• _Directions_
Every record must be restated exactly as written.
══════════════════════════════
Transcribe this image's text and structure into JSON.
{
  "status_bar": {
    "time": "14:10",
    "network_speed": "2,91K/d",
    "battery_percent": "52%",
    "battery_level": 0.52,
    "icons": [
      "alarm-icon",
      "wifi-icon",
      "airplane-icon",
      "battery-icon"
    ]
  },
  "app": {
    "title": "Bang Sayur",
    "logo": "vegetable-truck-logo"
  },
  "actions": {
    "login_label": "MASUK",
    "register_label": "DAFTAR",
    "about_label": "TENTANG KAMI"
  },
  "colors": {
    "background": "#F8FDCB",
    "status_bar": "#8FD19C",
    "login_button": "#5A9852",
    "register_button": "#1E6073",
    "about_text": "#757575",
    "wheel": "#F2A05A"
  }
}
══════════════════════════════
• _Response to this exercise_
Transcribe this image's text and structure into JSON.
{
  "status_bar": {
    "time": "14:10",
    "network_speed": "2,91K/d",
    "battery_percent": "52%",
    "battery_level": 0.52,
    "icons": [
      "alarm-icon",
      "wifi-icon",
      "airplane-icon",
      "battery-icon"
    ]
  },
  "app": {
    "title": "Bang Sayur",
    "logo": "vegetable-truck-logo"
  },
  "actions": {
    "login_label": "MASUK",
    "register_label": "DAFTAR",
    "about_label": "TENTANG KAMI"
  },
  "colors": {
    "background": "#F8FDCB",
    "status_bar": "#8FD19C",
    "login_button": "#5A9852",
    "register_button": "#1E6073",
    "about_text": "#757575",
    "wheel": "#F2A05A"
  }
}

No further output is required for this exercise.